WHAT YOU SHOULD DO :: Whenever a line of the data below holds the string "time", copy that line.

PROVIDED MATERIAL ::
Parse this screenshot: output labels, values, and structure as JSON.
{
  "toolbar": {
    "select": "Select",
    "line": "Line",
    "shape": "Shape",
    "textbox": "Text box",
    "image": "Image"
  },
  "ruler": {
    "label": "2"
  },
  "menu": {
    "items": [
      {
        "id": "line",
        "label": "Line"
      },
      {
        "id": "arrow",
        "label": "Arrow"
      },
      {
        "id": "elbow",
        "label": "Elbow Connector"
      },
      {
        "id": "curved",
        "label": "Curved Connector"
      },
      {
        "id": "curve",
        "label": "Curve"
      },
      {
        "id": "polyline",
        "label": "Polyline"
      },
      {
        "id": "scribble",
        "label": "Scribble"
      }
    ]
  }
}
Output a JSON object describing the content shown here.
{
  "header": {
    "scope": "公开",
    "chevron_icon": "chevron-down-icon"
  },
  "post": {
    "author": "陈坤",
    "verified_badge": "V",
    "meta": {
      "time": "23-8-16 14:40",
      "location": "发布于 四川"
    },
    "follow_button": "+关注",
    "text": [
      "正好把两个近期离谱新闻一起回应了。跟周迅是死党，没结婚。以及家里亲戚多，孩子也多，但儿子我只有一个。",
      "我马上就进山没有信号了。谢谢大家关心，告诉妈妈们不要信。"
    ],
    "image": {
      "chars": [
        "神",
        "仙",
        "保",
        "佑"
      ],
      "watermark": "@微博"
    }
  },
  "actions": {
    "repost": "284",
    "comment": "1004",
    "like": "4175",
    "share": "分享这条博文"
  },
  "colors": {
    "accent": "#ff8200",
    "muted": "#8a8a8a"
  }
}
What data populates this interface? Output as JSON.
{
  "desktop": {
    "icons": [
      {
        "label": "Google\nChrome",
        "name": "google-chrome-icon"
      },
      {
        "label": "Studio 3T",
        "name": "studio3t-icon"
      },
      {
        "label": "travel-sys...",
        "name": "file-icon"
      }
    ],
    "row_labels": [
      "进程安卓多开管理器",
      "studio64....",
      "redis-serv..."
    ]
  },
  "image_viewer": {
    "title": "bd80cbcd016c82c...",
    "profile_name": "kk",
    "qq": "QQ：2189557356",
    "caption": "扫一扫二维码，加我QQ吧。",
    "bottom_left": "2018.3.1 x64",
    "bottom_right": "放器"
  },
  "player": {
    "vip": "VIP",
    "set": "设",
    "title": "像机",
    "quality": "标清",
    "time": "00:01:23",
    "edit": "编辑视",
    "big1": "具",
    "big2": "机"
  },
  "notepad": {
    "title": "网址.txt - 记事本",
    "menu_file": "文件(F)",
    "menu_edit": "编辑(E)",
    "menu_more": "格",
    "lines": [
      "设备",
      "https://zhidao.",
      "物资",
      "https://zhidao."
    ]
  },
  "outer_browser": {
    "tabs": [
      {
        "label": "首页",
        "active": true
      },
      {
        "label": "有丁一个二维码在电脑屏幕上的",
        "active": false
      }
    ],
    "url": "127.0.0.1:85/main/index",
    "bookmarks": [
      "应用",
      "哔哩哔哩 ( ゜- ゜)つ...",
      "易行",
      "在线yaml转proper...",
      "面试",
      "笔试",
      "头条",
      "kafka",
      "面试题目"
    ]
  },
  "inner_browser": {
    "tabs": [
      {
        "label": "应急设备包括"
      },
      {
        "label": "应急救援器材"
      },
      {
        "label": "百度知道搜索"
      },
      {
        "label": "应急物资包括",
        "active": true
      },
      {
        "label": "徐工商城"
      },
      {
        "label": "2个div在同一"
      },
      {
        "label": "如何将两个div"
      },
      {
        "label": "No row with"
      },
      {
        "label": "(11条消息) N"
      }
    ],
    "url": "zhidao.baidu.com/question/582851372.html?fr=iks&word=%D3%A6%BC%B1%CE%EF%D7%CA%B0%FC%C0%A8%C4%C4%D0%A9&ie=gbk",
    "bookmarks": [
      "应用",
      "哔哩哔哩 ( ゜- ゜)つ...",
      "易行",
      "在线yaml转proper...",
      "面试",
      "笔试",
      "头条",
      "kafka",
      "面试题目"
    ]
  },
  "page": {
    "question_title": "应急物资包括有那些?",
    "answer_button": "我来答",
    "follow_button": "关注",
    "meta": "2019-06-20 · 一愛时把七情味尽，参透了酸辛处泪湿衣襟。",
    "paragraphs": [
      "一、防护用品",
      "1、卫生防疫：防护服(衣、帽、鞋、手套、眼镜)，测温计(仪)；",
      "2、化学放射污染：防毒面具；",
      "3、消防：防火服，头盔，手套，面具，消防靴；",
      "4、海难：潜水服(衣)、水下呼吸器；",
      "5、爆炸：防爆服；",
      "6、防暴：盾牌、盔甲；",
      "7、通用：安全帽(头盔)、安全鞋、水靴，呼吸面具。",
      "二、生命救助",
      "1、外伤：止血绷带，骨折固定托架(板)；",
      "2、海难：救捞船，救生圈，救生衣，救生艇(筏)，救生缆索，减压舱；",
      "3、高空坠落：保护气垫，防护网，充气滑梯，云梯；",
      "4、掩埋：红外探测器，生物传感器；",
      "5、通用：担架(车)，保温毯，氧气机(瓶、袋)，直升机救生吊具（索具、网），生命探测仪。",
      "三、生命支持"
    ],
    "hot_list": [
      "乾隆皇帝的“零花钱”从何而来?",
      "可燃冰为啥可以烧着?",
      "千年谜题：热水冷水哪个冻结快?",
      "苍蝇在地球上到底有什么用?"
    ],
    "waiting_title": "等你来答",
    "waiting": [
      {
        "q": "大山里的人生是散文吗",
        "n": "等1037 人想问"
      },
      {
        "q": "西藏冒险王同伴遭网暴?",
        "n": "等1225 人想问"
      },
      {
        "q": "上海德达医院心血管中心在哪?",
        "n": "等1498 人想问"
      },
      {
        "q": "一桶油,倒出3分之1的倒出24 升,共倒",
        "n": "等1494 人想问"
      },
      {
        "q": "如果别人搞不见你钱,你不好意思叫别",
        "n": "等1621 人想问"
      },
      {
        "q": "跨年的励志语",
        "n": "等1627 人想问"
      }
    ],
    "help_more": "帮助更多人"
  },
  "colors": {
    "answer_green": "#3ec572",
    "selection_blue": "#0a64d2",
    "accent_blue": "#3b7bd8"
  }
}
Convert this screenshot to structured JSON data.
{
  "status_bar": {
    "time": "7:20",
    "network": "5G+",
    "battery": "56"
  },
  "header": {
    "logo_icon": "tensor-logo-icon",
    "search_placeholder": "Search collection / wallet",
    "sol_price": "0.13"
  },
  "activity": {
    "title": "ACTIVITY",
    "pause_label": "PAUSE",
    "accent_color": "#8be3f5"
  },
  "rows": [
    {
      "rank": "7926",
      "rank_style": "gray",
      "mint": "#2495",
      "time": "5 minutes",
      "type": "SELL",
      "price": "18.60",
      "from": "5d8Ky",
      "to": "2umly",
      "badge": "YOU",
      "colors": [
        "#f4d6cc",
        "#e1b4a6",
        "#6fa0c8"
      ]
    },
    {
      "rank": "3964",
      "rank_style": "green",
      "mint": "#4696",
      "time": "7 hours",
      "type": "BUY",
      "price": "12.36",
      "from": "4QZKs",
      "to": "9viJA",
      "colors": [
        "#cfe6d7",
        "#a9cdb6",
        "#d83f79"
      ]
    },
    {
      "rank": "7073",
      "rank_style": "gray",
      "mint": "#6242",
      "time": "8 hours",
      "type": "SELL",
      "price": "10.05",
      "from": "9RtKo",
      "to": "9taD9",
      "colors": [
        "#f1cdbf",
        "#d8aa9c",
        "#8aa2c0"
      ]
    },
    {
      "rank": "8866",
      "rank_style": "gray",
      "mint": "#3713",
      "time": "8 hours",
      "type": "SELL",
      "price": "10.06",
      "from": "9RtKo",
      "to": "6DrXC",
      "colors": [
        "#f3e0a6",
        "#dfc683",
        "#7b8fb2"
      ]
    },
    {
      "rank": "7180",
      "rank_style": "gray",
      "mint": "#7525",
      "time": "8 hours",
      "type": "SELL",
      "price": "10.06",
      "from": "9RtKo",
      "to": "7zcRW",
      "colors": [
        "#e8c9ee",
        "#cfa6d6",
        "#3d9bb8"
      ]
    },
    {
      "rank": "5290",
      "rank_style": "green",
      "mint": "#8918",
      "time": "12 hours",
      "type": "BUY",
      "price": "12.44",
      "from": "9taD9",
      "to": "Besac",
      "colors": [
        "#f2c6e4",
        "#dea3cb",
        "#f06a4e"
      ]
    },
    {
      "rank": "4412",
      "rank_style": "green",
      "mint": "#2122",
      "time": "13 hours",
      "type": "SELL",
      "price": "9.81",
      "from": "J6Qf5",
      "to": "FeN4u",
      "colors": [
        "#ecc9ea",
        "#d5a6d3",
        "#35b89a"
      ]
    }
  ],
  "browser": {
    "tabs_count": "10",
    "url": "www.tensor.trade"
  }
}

TASK OUTPUT ::
      "time": "23-8-16 14:40",
    "time": "00:01:23",
    "time": "7:20",
      "time": "5 minutes",
      "time": "7 hours",
      "time": "8 hours",
      "time": "8 hours",
      "time": "8 hours",
      "time": "12 hours",
      "time": "13 hours",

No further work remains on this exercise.